Leave out the pictures and output the data verbatim.

- _Page and application data records_
=== Begin Enclosure ===

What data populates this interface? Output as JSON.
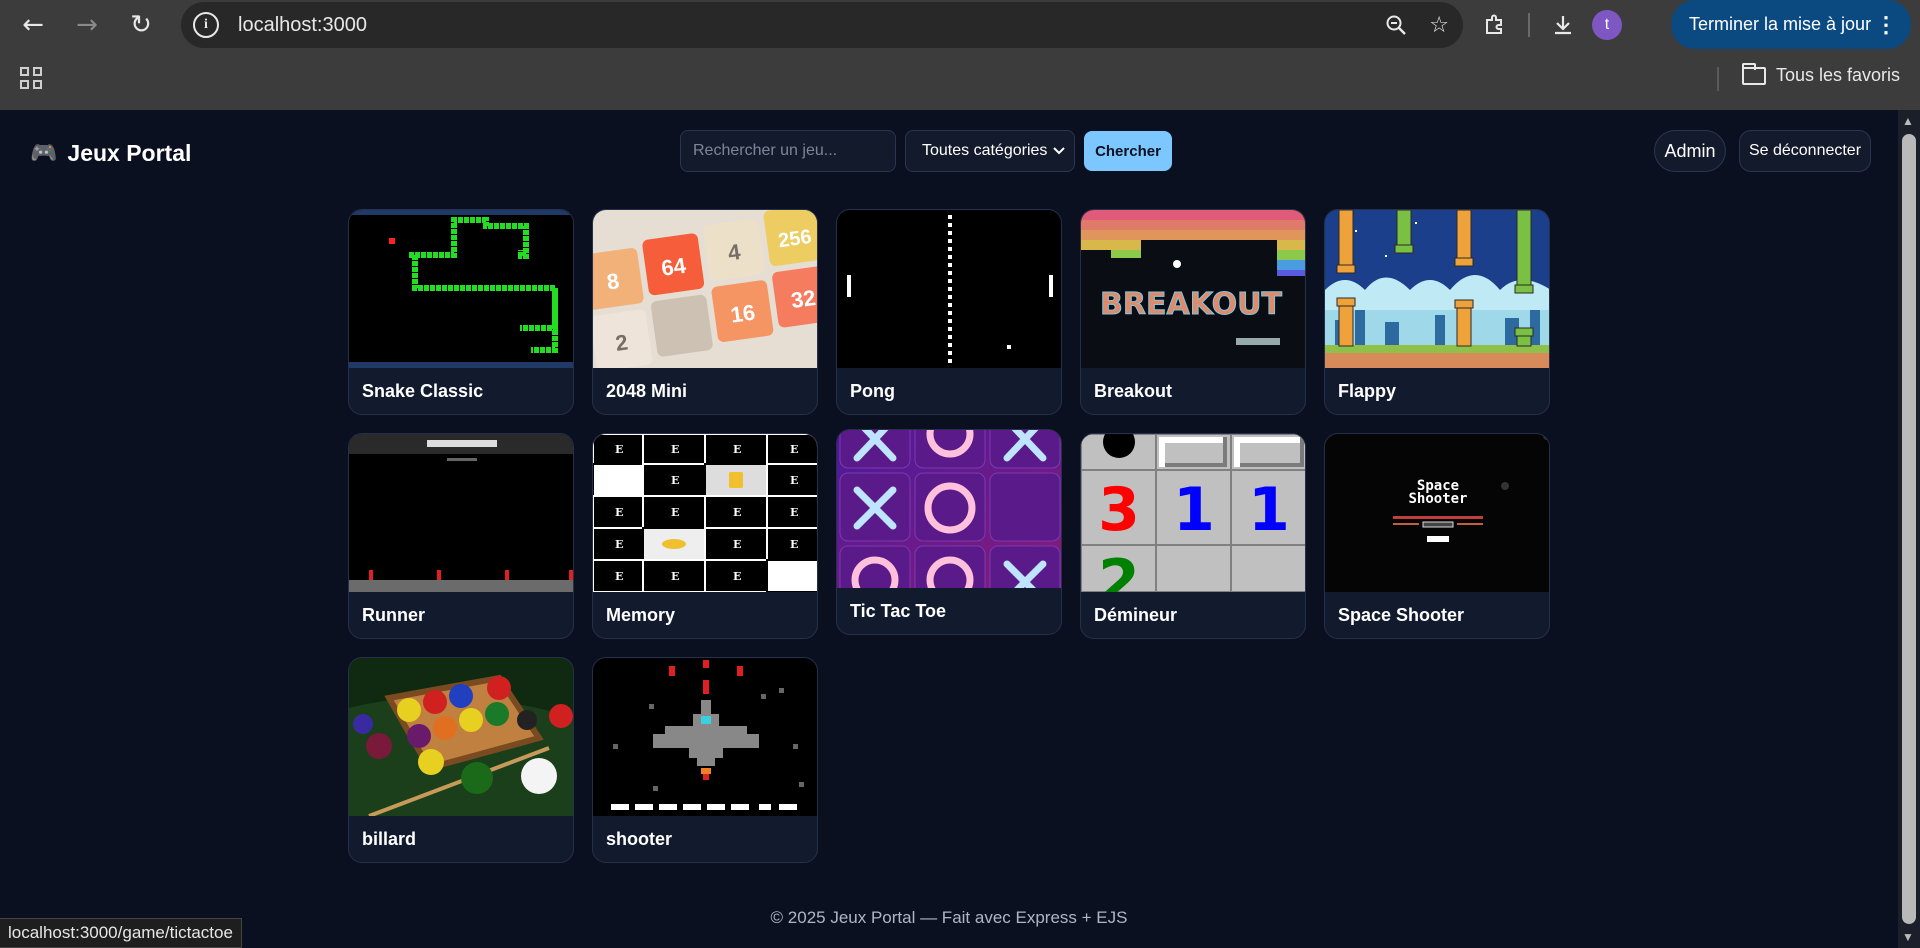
{
  "browser": {
    "url": "localhost:3000",
    "update_button": "Terminer la mise à jour",
    "profile_initial": "t",
    "bookmarks_folder": "Tous les favoris",
    "status_url": "localhost:3000/game/tictactoe"
  },
  "header": {
    "logo_icon": "🎮",
    "logo_text": "Jeux Portal",
    "search_placeholder": "Rechercher un jeu...",
    "category_selected": "Toutes catégories",
    "search_button": "Chercher",
    "admin_button": "Admin",
    "logout_button": "Se déconnecter"
  },
  "games": [
    {
      "title": "Snake Classic"
    },
    {
      "title": "2048 Mini"
    },
    {
      "title": "Pong"
    },
    {
      "title": "Breakout"
    },
    {
      "title": "Flappy"
    },
    {
      "title": "Runner"
    },
    {
      "title": "Memory"
    },
    {
      "title": "Tic Tac Toe"
    },
    {
      "title": "Démineur"
    },
    {
      "title": "Space Shooter"
    },
    {
      "title": "billard"
    },
    {
      "title": "shooter"
    }
  ],
  "thumb_text": {
    "tiles_2048": [
      "8",
      "64",
      "4",
      "256",
      "2",
      "",
      "16",
      "32"
    ],
    "breakout_logo": "BREAKOUT",
    "mine_numbers": [
      "3",
      "1",
      "1",
      "2"
    ],
    "space_title_1": "Space",
    "space_title_2": "Shooter"
  },
  "footer": "© 2025 Jeux Portal — Fait avec Express + EJS",
  "colors": {
    "page_bg": "#0b1020",
    "card_bg": "#121a2d",
    "accent": "#7cc7ff",
    "chrome_bg": "#3c3c3c",
    "update_btn": "#0b4a80"
  }
}
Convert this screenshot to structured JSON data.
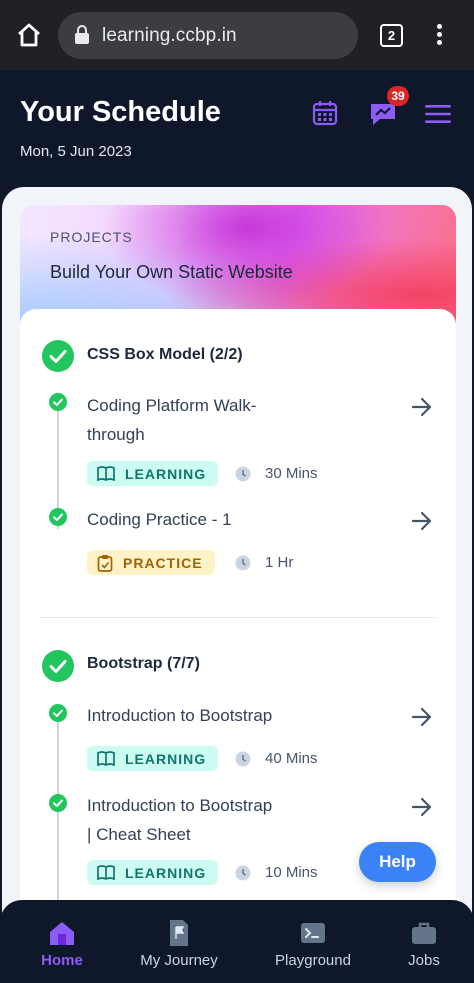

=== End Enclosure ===

- _TASK RESPONSE_
What data populates this interface? Output as JSON.
{
  "browser": {
    "url": "localhost:3000",
    "update_button": "Terminer la mise à jour",
    "profile_initial": "t",
    "bookmarks_folder": "Tous les favoris",
    "status_url": "localhost:3000/game/tictactoe"
  },
  "header": {
    "logo_icon": "🎮",
    "logo_text": "Jeux Portal",
    "search_placeholder": "Rechercher un jeu...",
    "category_selected": "Toutes catégories",
    "search_button": "Chercher",
    "admin_button": "Admin",
    "logout_button": "Se déconnecter"
  },
  "games": [
    {
      "title": "Snake Classic"
    },
    {
      "title": "2048 Mini"
    },
    {
      "title": "Pong"
    },
    {
      "title": "Breakout"
    },
    {
      "title": "Flappy"
    },
    {
      "title": "Runner"
    },
    {
      "title": "Memory"
    },
    {
      "title": "Tic Tac Toe"
    },
    {
      "title": "Démineur"
    },
    {
      "title": "Space Shooter"
    },
    {
      "title": "billard"
    },
    {
      "title": "shooter"
    }
  ],
  "thumb_text": {
    "tiles_2048": [
      "8",
      "64",
      "4",
      "256",
      "2",
      "",
      "16",
      "32"
    ],
    "breakout_logo": "BREAKOUT",
    "mine_numbers": [
      "3",
      "1",
      "1",
      "2"
    ],
    "space_title_1": "Space",
    "space_title_2": "Shooter"
  },
  "footer": "© 2025 Jeux Portal — Fait avec Express + EJS",
  "colors": {
    "page_bg": "#0b1020",
    "card_bg": "#121a2d",
    "accent": "#7cc7ff",
    "chrome_bg": "#3c3c3c",
    "update_btn": "#0b4a80"
  }
}
Convert this screenshot to structured JSON data.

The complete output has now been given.